** Opening Exercise input block **
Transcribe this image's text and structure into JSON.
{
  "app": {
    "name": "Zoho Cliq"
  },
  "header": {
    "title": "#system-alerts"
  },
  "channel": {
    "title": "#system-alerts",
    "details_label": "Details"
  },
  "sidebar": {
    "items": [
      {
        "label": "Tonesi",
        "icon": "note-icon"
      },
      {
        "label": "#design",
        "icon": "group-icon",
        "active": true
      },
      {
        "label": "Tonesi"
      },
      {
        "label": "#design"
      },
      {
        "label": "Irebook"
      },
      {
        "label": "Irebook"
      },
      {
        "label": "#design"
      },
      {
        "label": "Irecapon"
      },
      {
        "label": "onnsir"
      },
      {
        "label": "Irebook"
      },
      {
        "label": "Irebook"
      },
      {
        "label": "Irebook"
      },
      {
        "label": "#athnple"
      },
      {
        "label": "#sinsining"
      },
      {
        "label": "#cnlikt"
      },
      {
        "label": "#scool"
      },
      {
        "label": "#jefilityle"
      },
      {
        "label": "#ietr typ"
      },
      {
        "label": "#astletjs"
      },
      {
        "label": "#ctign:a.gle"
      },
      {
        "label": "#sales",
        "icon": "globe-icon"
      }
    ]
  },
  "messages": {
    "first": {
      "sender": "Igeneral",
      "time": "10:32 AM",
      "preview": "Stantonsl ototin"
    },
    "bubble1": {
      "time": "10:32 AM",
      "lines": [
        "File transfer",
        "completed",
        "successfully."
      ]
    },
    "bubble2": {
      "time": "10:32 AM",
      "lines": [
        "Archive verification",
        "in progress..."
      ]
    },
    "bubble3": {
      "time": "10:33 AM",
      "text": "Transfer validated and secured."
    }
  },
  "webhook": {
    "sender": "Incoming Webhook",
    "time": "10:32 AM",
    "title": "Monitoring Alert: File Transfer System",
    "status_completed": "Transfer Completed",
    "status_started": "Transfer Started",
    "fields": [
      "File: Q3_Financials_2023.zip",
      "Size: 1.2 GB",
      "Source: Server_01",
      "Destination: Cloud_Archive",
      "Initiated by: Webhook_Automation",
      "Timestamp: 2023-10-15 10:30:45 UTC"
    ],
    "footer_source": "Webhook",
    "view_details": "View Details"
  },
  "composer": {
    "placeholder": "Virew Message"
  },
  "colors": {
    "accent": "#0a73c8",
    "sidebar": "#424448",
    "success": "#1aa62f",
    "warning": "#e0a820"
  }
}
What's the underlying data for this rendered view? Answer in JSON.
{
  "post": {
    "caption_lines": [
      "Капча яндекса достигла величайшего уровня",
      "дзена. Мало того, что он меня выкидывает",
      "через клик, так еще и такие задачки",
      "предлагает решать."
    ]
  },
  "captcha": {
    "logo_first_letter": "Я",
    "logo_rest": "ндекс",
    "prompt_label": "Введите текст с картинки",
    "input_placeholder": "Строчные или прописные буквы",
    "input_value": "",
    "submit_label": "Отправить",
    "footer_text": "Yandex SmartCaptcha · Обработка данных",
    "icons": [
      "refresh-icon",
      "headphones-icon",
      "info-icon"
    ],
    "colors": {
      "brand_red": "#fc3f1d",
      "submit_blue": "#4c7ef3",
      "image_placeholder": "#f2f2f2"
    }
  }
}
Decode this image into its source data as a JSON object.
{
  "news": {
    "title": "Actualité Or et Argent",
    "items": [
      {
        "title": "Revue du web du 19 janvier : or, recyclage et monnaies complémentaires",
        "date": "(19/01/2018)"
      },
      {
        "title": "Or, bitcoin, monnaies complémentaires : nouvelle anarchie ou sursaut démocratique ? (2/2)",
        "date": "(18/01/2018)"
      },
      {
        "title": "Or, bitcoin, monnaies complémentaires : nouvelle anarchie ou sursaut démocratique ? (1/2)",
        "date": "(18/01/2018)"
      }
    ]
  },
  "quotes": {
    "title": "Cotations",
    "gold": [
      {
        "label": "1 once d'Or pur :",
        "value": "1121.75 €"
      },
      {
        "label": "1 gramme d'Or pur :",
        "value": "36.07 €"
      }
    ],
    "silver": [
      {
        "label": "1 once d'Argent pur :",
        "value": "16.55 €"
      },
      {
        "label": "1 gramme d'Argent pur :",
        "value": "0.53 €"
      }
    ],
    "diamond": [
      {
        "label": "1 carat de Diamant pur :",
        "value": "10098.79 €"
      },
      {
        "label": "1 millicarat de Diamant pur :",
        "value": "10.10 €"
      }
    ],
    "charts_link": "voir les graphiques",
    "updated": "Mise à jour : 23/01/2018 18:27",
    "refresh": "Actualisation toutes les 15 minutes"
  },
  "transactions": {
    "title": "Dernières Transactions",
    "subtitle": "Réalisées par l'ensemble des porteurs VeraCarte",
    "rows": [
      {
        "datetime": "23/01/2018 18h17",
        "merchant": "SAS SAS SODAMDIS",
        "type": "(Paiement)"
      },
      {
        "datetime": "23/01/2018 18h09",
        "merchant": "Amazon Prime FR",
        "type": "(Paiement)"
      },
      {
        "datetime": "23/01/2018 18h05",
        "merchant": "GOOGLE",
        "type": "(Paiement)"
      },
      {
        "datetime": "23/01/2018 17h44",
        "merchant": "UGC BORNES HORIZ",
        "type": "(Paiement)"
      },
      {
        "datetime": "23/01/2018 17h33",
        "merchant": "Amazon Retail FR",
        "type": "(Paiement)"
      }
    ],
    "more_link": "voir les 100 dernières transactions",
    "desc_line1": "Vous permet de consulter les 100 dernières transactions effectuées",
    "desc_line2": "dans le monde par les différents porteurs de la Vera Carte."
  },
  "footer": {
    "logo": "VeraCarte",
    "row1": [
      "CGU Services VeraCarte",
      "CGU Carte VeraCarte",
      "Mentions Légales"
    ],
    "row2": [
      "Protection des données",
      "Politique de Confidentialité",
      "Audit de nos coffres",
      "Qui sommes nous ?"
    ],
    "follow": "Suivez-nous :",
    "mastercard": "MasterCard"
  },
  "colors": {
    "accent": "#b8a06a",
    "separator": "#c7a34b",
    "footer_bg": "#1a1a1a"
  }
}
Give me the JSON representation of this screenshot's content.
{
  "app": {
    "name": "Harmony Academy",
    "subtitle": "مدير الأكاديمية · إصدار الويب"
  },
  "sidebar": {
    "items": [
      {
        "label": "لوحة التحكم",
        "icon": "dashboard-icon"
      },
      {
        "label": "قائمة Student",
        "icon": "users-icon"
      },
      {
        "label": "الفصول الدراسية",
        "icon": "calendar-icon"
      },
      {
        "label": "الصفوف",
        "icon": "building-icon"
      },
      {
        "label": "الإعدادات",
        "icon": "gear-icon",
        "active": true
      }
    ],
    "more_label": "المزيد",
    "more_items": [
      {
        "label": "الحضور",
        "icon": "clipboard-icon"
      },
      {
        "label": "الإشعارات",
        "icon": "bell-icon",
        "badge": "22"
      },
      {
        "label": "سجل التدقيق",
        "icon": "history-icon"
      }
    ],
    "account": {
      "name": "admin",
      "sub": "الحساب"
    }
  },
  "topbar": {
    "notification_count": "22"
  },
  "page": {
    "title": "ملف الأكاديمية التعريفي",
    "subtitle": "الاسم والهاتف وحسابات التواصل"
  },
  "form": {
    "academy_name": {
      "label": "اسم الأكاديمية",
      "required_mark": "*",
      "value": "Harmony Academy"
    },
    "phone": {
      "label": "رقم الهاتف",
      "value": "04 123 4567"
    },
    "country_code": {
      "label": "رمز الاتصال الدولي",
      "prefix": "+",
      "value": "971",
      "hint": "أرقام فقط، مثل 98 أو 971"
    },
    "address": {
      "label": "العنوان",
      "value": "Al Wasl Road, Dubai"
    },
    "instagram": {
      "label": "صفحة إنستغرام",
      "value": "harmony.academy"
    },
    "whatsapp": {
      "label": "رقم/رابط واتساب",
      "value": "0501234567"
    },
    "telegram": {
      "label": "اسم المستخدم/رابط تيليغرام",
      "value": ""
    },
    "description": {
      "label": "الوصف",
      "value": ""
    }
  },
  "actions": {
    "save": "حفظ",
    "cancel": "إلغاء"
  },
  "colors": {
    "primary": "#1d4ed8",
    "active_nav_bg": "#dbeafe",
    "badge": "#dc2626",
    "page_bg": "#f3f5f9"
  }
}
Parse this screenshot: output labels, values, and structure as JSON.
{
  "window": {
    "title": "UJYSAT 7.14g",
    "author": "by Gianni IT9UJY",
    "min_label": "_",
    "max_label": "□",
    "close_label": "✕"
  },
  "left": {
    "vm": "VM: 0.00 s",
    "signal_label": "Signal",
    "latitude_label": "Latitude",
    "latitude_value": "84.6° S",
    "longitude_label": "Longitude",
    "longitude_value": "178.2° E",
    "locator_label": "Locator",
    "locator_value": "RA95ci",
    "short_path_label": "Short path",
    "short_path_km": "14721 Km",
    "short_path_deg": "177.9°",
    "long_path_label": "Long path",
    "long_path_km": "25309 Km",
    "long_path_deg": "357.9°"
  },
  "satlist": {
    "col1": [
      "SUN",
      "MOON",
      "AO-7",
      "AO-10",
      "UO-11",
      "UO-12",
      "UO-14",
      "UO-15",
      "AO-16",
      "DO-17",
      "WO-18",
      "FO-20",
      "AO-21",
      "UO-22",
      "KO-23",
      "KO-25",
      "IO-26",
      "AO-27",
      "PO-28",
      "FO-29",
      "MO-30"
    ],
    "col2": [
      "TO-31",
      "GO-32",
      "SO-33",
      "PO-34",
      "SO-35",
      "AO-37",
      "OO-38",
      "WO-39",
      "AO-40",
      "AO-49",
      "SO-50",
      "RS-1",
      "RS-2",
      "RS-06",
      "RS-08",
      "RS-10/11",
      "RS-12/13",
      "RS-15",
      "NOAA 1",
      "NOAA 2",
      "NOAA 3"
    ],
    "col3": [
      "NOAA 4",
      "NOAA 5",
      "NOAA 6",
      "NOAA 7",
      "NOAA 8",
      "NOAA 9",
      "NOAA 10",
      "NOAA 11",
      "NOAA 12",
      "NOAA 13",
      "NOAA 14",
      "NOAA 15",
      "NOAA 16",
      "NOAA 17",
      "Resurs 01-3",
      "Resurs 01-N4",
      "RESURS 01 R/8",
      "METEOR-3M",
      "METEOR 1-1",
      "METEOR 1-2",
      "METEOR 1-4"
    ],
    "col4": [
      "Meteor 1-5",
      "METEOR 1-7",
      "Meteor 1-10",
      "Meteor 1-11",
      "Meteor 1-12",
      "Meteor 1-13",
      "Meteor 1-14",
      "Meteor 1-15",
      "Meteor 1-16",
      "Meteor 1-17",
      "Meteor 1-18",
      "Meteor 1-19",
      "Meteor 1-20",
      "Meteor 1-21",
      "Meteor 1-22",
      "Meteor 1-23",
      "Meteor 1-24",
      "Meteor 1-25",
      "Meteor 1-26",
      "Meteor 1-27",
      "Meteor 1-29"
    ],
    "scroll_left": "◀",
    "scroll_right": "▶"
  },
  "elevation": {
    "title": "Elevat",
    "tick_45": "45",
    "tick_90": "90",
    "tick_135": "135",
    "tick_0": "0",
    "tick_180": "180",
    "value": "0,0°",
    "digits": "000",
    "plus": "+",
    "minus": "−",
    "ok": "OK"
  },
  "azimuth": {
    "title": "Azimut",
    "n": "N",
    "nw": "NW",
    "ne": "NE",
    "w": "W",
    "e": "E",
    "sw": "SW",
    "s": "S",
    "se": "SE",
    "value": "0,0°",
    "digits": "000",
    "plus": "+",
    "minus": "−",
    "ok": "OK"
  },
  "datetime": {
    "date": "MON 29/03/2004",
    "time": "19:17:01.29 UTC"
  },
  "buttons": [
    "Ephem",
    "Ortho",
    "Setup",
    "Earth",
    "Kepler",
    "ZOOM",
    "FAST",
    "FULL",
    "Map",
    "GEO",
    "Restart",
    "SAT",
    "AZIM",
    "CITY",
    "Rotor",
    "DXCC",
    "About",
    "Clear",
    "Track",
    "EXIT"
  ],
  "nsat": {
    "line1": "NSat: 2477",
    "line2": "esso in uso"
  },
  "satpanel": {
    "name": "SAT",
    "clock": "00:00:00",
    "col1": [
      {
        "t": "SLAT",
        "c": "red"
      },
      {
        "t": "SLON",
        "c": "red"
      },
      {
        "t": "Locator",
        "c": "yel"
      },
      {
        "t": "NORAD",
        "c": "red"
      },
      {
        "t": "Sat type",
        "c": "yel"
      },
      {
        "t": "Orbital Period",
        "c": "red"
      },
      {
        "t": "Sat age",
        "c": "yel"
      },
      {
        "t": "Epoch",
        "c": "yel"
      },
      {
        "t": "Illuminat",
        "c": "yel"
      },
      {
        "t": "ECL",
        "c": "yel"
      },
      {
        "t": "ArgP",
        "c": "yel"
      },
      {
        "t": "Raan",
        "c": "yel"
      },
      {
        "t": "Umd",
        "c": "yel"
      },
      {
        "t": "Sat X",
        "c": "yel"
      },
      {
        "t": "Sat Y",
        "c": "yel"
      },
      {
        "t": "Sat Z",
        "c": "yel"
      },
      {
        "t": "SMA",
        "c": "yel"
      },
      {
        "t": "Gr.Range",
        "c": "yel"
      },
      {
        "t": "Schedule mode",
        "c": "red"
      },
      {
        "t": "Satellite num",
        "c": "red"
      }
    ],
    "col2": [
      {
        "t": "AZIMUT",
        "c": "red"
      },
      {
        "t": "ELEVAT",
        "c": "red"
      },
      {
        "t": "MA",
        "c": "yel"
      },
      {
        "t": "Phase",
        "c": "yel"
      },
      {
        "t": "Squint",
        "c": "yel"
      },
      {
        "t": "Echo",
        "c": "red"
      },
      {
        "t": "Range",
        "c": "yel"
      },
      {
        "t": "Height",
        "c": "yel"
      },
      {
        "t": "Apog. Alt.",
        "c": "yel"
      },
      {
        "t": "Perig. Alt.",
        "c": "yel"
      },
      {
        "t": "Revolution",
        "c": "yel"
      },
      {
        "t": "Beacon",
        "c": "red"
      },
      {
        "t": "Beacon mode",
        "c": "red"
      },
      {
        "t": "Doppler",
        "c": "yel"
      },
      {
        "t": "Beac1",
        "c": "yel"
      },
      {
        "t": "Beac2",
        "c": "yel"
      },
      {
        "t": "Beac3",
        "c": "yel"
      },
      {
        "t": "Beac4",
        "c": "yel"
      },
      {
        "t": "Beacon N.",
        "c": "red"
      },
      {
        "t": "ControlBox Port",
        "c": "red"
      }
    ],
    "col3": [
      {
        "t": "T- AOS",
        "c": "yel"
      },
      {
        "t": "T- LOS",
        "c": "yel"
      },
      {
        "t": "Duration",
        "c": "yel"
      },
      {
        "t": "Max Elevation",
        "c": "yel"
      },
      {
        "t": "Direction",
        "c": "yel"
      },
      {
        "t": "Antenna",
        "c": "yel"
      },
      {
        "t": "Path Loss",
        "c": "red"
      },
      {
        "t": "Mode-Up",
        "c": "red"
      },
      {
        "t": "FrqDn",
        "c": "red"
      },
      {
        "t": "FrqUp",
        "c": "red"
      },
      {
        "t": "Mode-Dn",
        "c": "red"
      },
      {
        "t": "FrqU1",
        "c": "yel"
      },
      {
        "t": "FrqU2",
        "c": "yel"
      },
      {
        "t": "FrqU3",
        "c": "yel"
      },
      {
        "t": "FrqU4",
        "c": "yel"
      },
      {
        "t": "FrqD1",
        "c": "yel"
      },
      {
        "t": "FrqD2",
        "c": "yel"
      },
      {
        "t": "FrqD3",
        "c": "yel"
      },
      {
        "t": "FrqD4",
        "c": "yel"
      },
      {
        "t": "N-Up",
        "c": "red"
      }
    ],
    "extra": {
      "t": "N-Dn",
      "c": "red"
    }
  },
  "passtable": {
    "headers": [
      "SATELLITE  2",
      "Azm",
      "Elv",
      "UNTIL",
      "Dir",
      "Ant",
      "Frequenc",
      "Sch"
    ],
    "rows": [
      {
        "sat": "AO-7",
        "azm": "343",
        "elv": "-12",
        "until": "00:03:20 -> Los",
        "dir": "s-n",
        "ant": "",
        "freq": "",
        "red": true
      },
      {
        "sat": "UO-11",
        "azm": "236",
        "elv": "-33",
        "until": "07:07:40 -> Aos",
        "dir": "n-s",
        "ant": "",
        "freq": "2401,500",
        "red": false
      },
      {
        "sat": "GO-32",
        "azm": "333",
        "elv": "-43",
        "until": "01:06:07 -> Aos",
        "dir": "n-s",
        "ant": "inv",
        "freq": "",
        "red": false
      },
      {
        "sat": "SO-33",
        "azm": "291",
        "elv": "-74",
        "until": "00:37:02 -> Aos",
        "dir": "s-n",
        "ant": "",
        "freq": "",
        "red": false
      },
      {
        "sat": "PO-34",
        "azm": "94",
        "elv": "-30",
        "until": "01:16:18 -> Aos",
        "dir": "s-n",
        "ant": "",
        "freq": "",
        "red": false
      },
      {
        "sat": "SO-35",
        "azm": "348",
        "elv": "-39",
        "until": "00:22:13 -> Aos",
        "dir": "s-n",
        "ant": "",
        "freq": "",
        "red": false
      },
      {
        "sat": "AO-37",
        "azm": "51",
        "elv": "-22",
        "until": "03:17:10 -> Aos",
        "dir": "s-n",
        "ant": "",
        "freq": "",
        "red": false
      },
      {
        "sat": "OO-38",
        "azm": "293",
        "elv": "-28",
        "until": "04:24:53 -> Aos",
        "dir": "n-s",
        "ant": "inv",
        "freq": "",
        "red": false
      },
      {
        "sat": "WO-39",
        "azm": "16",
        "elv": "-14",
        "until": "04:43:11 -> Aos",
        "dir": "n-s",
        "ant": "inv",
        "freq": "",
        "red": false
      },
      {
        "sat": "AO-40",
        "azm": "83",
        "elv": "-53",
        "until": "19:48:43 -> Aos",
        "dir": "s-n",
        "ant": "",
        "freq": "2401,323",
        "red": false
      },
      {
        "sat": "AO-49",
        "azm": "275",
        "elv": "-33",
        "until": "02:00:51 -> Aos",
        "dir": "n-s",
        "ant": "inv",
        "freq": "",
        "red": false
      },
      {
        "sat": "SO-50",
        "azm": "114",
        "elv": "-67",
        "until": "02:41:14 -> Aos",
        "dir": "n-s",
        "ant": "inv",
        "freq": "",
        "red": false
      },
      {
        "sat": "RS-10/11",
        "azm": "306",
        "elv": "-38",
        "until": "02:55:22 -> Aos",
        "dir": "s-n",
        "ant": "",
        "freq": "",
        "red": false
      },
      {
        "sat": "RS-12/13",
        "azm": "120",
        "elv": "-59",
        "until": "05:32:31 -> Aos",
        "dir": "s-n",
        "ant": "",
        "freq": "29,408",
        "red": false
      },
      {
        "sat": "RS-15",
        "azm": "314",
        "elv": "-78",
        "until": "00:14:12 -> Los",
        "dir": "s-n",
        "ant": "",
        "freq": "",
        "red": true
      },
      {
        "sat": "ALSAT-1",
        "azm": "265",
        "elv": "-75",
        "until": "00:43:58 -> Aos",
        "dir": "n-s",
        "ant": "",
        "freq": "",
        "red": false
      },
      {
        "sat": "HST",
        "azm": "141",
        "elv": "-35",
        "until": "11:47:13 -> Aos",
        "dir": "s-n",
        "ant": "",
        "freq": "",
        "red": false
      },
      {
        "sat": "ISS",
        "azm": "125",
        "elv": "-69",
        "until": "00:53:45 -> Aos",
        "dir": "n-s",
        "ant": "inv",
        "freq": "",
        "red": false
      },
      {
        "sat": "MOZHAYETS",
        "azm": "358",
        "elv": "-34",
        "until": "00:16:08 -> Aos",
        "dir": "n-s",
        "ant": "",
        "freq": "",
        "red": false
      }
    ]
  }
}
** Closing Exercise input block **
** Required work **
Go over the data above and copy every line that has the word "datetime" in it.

** Answer section **
        "datetime": "23/01/2018 18h17",
        "datetime": "23/01/2018 18h09",
        "datetime": "23/01/2018 18h05",
        "datetime": "23/01/2018 17h44",
        "datetime": "23/01/2018 17h33",
  "datetime": {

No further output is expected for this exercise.